The character of a socially awkward, impatient, fierce, fish out of water general practitioner Dr Martin Ellingham attempting to monitor the ongoing health of the residents of the sleepy village of Port Wenn isn’t the obvious source for comedy. Yet introduce a handful of eccentric characters, shots of the beautiful Welsh landscape and an endless stream of captivating stories and you have an ITV ratings winner. By his very nature, Ellingham is a cantankerous, self important, pompous man but is gradually brought down to earth by the bizarre goings on in this apparently sleepy village. Throughout the ten series, his awkwardness softens and the vulnerability shows itself in the form of him falling hopelessly in love with Louisa which offers the character more of a three dimensional image. This also offered Ellingham the ability to accept some accountability for his forthright, acerbic approach which was normally part of the payoff to an episode.
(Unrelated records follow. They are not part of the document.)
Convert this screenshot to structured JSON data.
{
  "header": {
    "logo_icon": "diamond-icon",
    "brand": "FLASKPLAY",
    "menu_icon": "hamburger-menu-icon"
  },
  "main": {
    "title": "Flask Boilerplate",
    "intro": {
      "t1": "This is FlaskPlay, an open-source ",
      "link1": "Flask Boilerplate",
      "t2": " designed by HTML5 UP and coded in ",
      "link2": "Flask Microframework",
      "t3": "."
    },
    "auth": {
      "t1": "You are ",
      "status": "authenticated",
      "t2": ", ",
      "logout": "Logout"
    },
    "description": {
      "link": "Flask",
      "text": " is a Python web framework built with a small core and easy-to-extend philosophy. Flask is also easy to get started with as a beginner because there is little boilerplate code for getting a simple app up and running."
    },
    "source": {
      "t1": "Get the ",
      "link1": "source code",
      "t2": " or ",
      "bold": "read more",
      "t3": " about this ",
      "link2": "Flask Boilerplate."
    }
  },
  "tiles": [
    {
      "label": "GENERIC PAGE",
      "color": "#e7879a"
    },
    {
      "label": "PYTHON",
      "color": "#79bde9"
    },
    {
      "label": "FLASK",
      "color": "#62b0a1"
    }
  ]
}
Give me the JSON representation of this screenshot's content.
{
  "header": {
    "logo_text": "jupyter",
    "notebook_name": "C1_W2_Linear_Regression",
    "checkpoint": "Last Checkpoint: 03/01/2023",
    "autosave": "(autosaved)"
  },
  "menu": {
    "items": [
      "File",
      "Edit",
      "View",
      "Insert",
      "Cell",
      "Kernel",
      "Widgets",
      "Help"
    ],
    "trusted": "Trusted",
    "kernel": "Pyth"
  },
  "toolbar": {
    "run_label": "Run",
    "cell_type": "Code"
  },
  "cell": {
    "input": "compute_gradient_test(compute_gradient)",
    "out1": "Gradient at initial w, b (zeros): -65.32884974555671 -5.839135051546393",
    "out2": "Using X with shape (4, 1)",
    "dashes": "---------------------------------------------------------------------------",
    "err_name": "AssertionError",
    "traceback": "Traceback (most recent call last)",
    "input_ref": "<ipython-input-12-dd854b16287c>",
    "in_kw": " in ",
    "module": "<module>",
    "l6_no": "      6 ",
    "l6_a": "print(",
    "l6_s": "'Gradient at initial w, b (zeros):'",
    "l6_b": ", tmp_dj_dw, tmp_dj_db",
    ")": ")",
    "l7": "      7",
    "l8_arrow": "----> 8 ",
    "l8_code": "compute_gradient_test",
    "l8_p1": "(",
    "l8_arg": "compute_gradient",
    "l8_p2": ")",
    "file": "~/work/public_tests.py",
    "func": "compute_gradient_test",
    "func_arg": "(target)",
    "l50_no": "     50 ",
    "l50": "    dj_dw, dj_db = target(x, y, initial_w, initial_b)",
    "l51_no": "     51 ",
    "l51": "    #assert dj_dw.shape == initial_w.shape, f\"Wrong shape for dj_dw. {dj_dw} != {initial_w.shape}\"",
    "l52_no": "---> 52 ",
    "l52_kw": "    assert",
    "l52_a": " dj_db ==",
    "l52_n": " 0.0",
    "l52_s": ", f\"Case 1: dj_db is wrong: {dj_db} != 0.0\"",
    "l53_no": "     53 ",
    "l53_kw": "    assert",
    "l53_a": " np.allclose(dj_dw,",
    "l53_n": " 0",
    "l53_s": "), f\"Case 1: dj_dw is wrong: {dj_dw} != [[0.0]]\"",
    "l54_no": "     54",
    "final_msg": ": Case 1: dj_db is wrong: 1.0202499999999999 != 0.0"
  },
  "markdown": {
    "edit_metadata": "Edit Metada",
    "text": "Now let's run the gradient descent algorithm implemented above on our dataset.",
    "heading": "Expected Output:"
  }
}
Apart from Louisa, Ellingham’s frequent bouts of anger and frustration were controlled by the ever calm Auntie Joan played by the legendary Stephanie Cole who acted as the voice of reason. This was an invaluable device which writers used to show another side to the character of Martin which contrasted his cold, abrasive exterior. To work with such an enduring stalwart of TV comedy as Stephanie Cole was a real thrill for the actor who had been bred on classic situation comedy and it was a dream come true to find himself acting opposite such a veteran of the studio based sitcom. Cole’s decision to leave the show after the fifth series created a void for producers to fill and Clunes was amazed when the iconic Dame Eileen Atkins agreed to take the role of Ruth Ellingham; Martin’s estranged aunt. To work alongside two absolute icons of drama in one role remains one of his greatest achievements and is testament to the quality of Doc Martin as a whole.
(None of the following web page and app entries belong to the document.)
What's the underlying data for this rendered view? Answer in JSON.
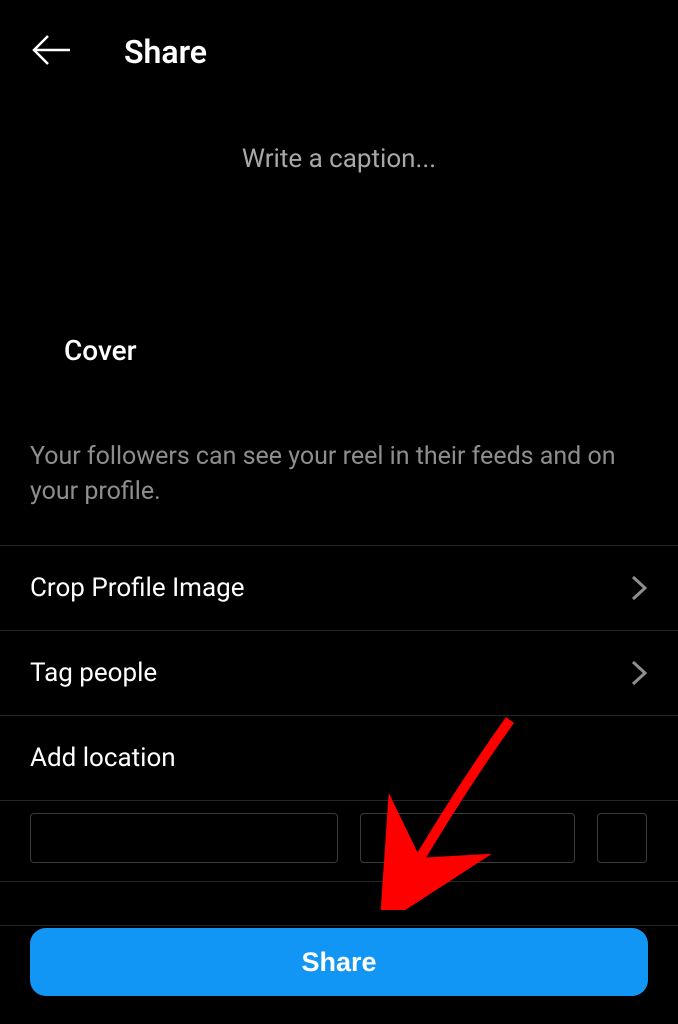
{
  "header": {
    "title": "Share"
  },
  "caption": {
    "placeholder": "Write a caption..."
  },
  "cover": {
    "label": "Cover"
  },
  "info": {
    "text": "Your followers can see your reel in their feeds and on your profile."
  },
  "options": {
    "crop_profile": "Crop Profile Image",
    "tag_people": "Tag people",
    "add_location": "Add location"
  },
  "share_button": {
    "label": "Share"
  }
}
Beyond acting, Clunes has always had the unique ability to step outside his dramatic shadow to become the perfect candidate to front explorative personal perspective documentaries surrounding a whole host of different topics from exploring our great landscape to wildlife. His brand new ITV documentary Britain By Book sees him unite with the remarkable talents of Mel Giedroyc for a tour of the British isles as you’ve never seen it before. A lover of literature, this has offered Martin the opportunity to visit some of the iconic settings of the classic novels and attain a greater understanding of the background to our favourite authors. This union with Mel Giedroyc has been a real revelation and one which he continues to cherish.
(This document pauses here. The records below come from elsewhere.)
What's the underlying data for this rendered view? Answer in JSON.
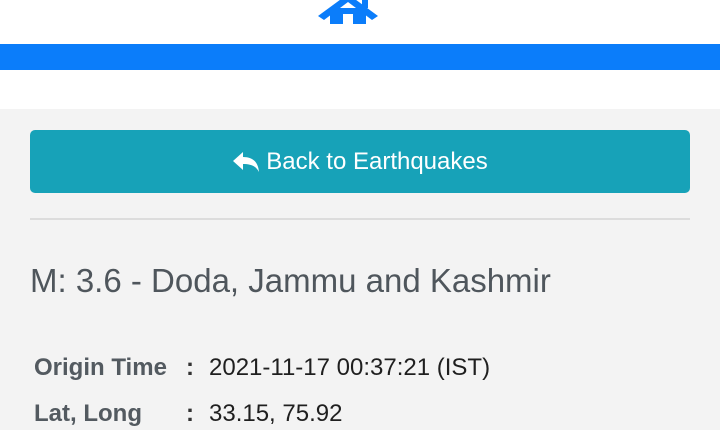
{
  "colors": {
    "accent_blue": "#0b7dfa",
    "button_teal": "#17a2b8",
    "page_background": "#f3f3f3"
  },
  "header": {
    "icon": "home-icon"
  },
  "back_button": {
    "icon": "reply-icon",
    "label": "Back to Earthquakes"
  },
  "event": {
    "title": "M: 3.6 - Doda, Jammu and Kashmir",
    "details": [
      {
        "label": "Origin Time",
        "separator": ":",
        "value": "2021-11-17 00:37:21 (IST)"
      },
      {
        "label": "Lat, Long",
        "separator": ":",
        "value": "33.15, 75.92"
      }
    ]
  }
}
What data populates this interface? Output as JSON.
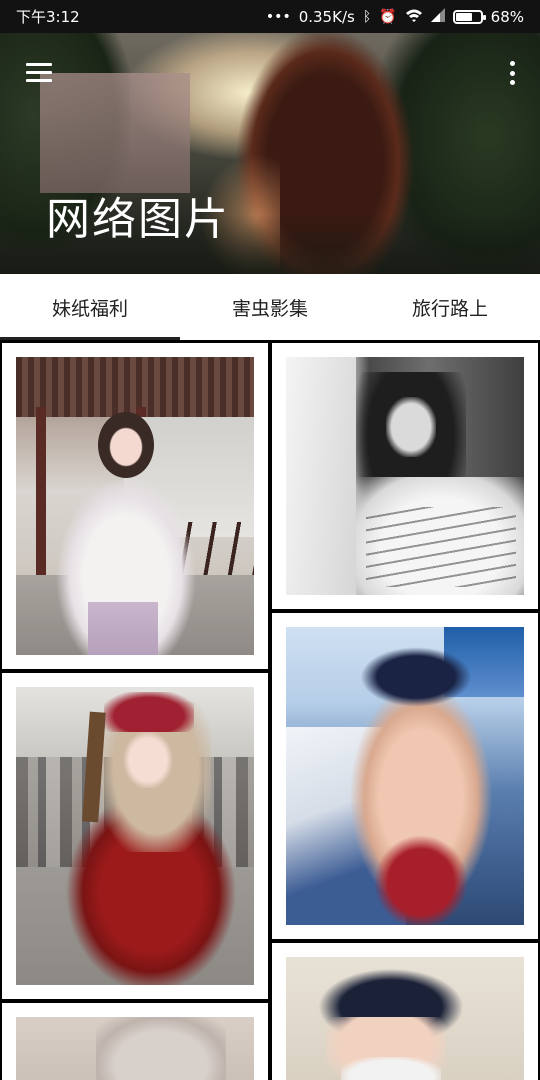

So, whether he’s surrounded by animals, playing a socially awkward doctor or pontificating on the size of Kylie Minogue’s bottom, Martin Clunes has built an unrivalled rapport with his audience which transcends the screen. This, combined with his infectious enthusiasm for his art, makes him one of the most enduring and versatile stars of his generation. Every Christmas, Beyond The Title relishes in the ability to end the year with a substantial figure who is universally recognised throughout the country and Martin Clunes remains the absolute epitome of this. It was an absolute privilege to welcome the formidable Martin Clunes to Beyond The Title and a merry Christmas to you all.